Go Jets go

Since 1996, the year Winnipeg lost its beloved professional hockey team, the most popular and polarizing topic of sports bar conversation has been: “Will the NHL ever return to Winnipeg?”

There are two types of people that take part in this conversation: the eternal optimist and the stereotypical Winnipeg pessimist. I proudly consider myself an eternal optimist when it comes to Winnipeg sports, but especially in relation to the NHL’s return to my fair city. Both the city and the NHL have changed since we lost our franchise and, under the current climate, the time is now for our city to re-emerge in the NHL.

Consider the state that Winnipeg Jets owner Barry Shenkarow found himself in back in 1996. The team was playing out of the dilapidated Winnipeg Arena, which featured many seats with obstructed or unfavorable sight lines. Owned and operated by Winnipeg Enterprises Corp. (WEC), Shenkarow was forced to pay lease fees to WEC for use of the arena. As player salaries increased and the Canadian dollar plummeted, the outlook for the team’s longevity in Winnipeg was bleak, especially without a new arena or lease agreement in place.

By the early 1990s, the glory days of the WHA-era Jets were all but fond memories. The Jets struggled to adapt to the changing landscape of professional hockey and found it increasingly difficult to break even financially. Reluctancy and infighting amongst all levels of government, local business leaders and Shenkarow’s group of investors in discussions about investing in a desperately needed new arena meant that by 1995, potential relocation to a market in the U.S. became an all too real scenario.

A last ditch grassroots effort was organized, culminating in a huge rally and telethon at the Forks, where an estimated 35,000 or more Winnipeg hockey fans showed up to show their support and give whatever money they could to help cover the losses and keep the team in the city for one more year.

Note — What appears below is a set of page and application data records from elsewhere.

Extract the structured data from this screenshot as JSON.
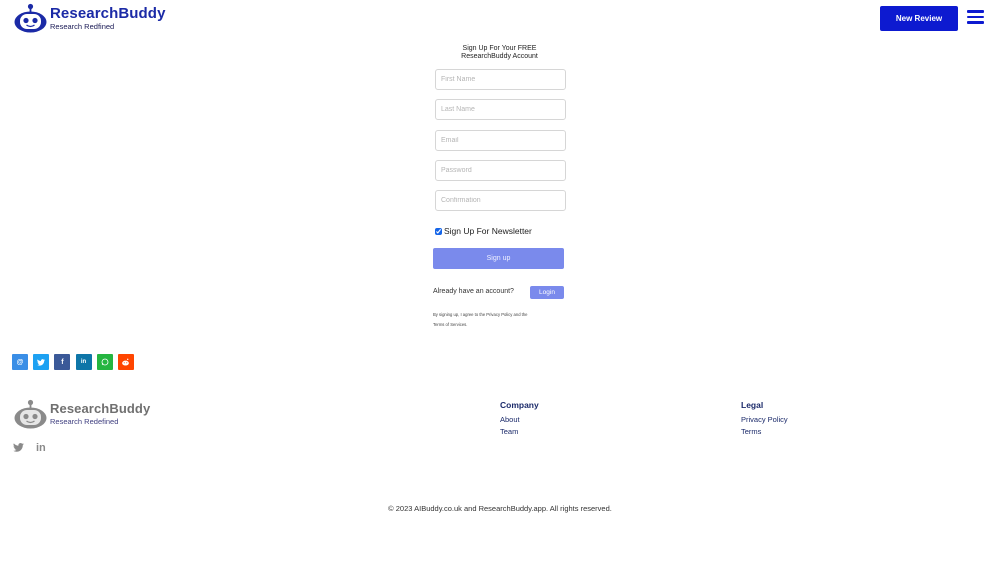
{
  "header": {
    "brand_title": "ResearchBuddy",
    "brand_subtitle": "Research Redfined",
    "new_review_label": "New Review",
    "accent_color": "#0d1ad0"
  },
  "form": {
    "title_line1": "Sign Up For Your FREE",
    "title_line2": "ResearchBuddy Account",
    "first_name_placeholder": "First Name",
    "last_name_placeholder": "Last Name",
    "email_placeholder": "Email",
    "password_placeholder": "Password",
    "confirmation_placeholder": "Confirmation",
    "newsletter_label": "Sign Up For Newsletter",
    "newsletter_checked": true,
    "signup_label": "Sign up",
    "already_text": "Already have an account?",
    "login_label": "Login",
    "terms_line1": "By signing up, I agree to the Privacy Policy and the",
    "terms_line2": "Terms of Services."
  },
  "share": [
    {
      "name": "email",
      "icon": "at-icon",
      "glyph": "@",
      "color": "#3a8ee6"
    },
    {
      "name": "twitter",
      "icon": "twitter-icon",
      "glyph": "t",
      "color": "#1da1f2"
    },
    {
      "name": "facebook",
      "icon": "facebook-icon",
      "glyph": "f",
      "color": "#3b5998"
    },
    {
      "name": "linkedin",
      "icon": "linkedin-icon",
      "glyph": "in",
      "color": "#0e76a8"
    },
    {
      "name": "whatsapp",
      "icon": "whatsapp-icon",
      "glyph": "w",
      "color": "#25b540"
    },
    {
      "name": "reddit",
      "icon": "reddit-icon",
      "glyph": "r",
      "color": "#ff4500"
    }
  ],
  "footer": {
    "brand_title": "ResearchBuddy",
    "brand_subtitle": "Research Redefined",
    "company_heading": "Company",
    "company_links": [
      "About",
      "Team"
    ],
    "legal_heading": "Legal",
    "legal_links": [
      "Privacy Policy",
      "Terms"
    ],
    "copyright": "© 2023 AIBuddy.co.uk and ResearchBuddy.app. All rights reserved."
  }
}
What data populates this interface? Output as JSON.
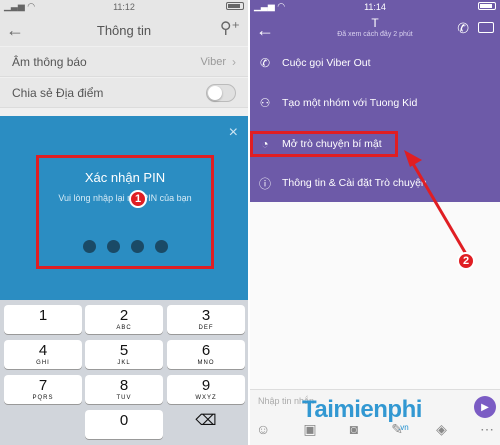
{
  "left": {
    "status": {
      "time": "11:12"
    },
    "header": {
      "title": "Thông tin"
    },
    "rows": [
      {
        "label": "Âm thông báo",
        "value": "Viber"
      },
      {
        "label": "Chia sẻ Địa điểm"
      }
    ],
    "pin": {
      "title": "Xác nhận PIN",
      "subtitle": "Vui lòng nhập lại mã PIN của bạn",
      "dots": 4,
      "close": "×",
      "badge": "1"
    },
    "keypad": [
      {
        "digit": "1",
        "letters": ""
      },
      {
        "digit": "2",
        "letters": "ABC"
      },
      {
        "digit": "3",
        "letters": "DEF"
      },
      {
        "digit": "4",
        "letters": "GHI"
      },
      {
        "digit": "5",
        "letters": "JKL"
      },
      {
        "digit": "6",
        "letters": "MNO"
      },
      {
        "digit": "7",
        "letters": "PQRS"
      },
      {
        "digit": "8",
        "letters": "TUV"
      },
      {
        "digit": "9",
        "letters": "WXYZ"
      },
      {
        "digit": "0",
        "letters": ""
      }
    ],
    "keypad_delete": "⌫"
  },
  "right": {
    "status": {
      "time": "11:14"
    },
    "header": {
      "name": "T",
      "seen": "Đã xem cách đây 2 phút"
    },
    "menu": [
      {
        "icon": "phone-icon",
        "glyph": "✆",
        "label": "Cuộc gọi Viber Out"
      },
      {
        "icon": "group-icon",
        "glyph": "⚇",
        "label": "Tạo một nhóm với Tuong Kid"
      },
      {
        "icon": "secret-chat-icon",
        "glyph": "◔",
        "label": "Mở trò chuyện bí mật"
      },
      {
        "icon": "info-icon",
        "glyph": "ⓘ",
        "label": "Thông tin & Cài đặt Trò chuyện"
      }
    ],
    "badge": "2",
    "composer": {
      "placeholder": "Nhập tin nhắn"
    },
    "watermark": "Taimienphi",
    "watermark_sub": ".vn"
  },
  "colors": {
    "viber_purple": "#6d5aa8",
    "pin_blue": "#2b8dc2",
    "highlight_red": "#e01e23"
  }
}
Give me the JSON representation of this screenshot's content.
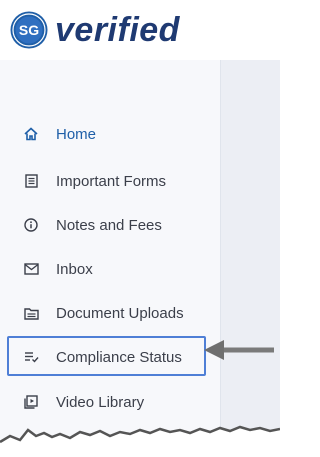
{
  "brand": {
    "logo_mark": "SG",
    "name": "verified"
  },
  "sidebar": {
    "items": [
      {
        "label": "Home",
        "icon": "home-icon",
        "active": true
      },
      {
        "label": "Important Forms",
        "icon": "forms-icon"
      },
      {
        "label": "Notes and Fees",
        "icon": "info-icon"
      },
      {
        "label": "Inbox",
        "icon": "mail-icon"
      },
      {
        "label": "Document Uploads",
        "icon": "folder-icon"
      },
      {
        "label": "Compliance Status",
        "icon": "checklist-icon"
      },
      {
        "label": "Video Library",
        "icon": "video-icon"
      }
    ]
  },
  "colors": {
    "accent": "#1f5fa8",
    "brand": "#1f3a72",
    "highlight": "#4f7fd6",
    "arrow": "#7a7a7a"
  }
}
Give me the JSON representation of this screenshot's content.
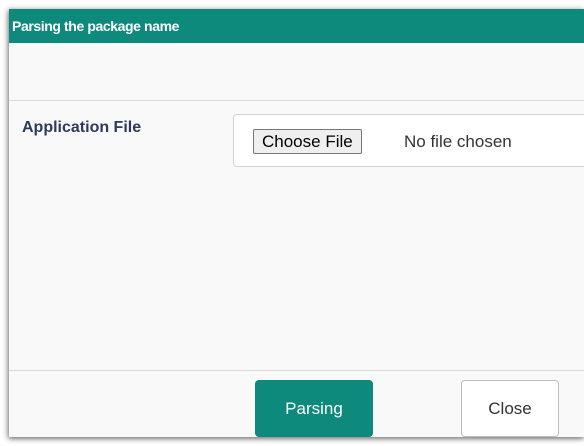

With the government and local business leaders unwilling or unable to come up with a workable deal to keep the team in Winnipeg, the Jets were relocated to Phoenix and became the Phoenix Coyotes.

Sometimes it feels like most Winnipeggers are stuck thinking that nothing has changed since 1996. Despite the growth of the city, both demographically and corporately, many folks are either completely against the NHL returning or they simply refuse to believe that it could happen or could be sustainable. They seem to overlook just how ready this city, and more specifically, the ownership group that would be in charge of running an NHL franchise in Winnipeg, has become over the past 15 years.

Enter Mark Chipman, CEO of True North Sports Entertainment (TNSE), the company largely responsible for the downtown-located, NHL-approved MTS Centre arena. Chipman has proven his business savvy by purchasing the Minnesota Moose, a then IHL franchise, and moving the team to Winnipeg for the year immediately following the Jets’ departure. He successfully transitioned the Manitoba Moose over to the AHL when the IHL folded, becoming the official farm-team for the Vancouver Canucks, and has created a surefire business model that has lead to the franchise to become one of the most profitable and well-attended AHL franchises.

Detractors will say that the MTS Centre is too small for the NHL, and at just over 15,000 seats, it would be the lowest-capacity arena in the league. While it’s a valid point to make, it becomes a moot one when nearly one third of NHL franchises have not averaged 15,000 fans per game in 2010-11. The bottom three (New York Islanders, Phoenix Coyotes and Atlanta Thrashers) are at 70 per cent capacity or less on any given night, and this despite offering incredibly generous giveaways and promotions.

Another comment I’ve heard is that there’s no way that any Winnipeg owner could afford to pay NHL salaries these days. If this were still 1996, and the WEC was still running our arena, maybe this would be a valid argument. But this is where Chipman and TNSE’s true business brilliance is on display; not only are they able to capitalize on the revenue from game day concessions, concerts and other events held at the MTS Centre, but they’ve also shown that they plan to buy up and redevelop existing buildings surrounding the arena that would become year-round revenue streams. The most recent example is the exhibition hall that was opened just across Portage Avenue, opposite the MTS Centre. With fascinating exhibits like Bodies and the Titanic exhibit drawing thousands of paying customers every day, the TNSE has taken a great first step into transforming the area around the MTS Centre into another great attraction for folks visiting from out of town to check out.

Oh, and not to mention that the chairman of Thomson Reuters media outlet and the 20th richest man in the world, David Thomson, is reported to be a financial partner of TNSE. There are a lot of very rich, very smart businessmen in charge here.

Finally, I’ve had people tell me that the Jets left because no one cared enough. If this is true, why do I still see people proudly wearing toques, jackets and shirts featuring a Winnipeg Jets logo? Like it or not, the Winnipeg Jets are a part of our city’s heritage and always will be. At the moment, the situation for a sustainable NHL team in Winnipeg is possibly as good as it’s ever been. If and when a team returns, regardless of what they are called, bet your bottom dollar that there will be the familiar chant of “Go Jets go!” when the boys hit the ice at the MTS Centre.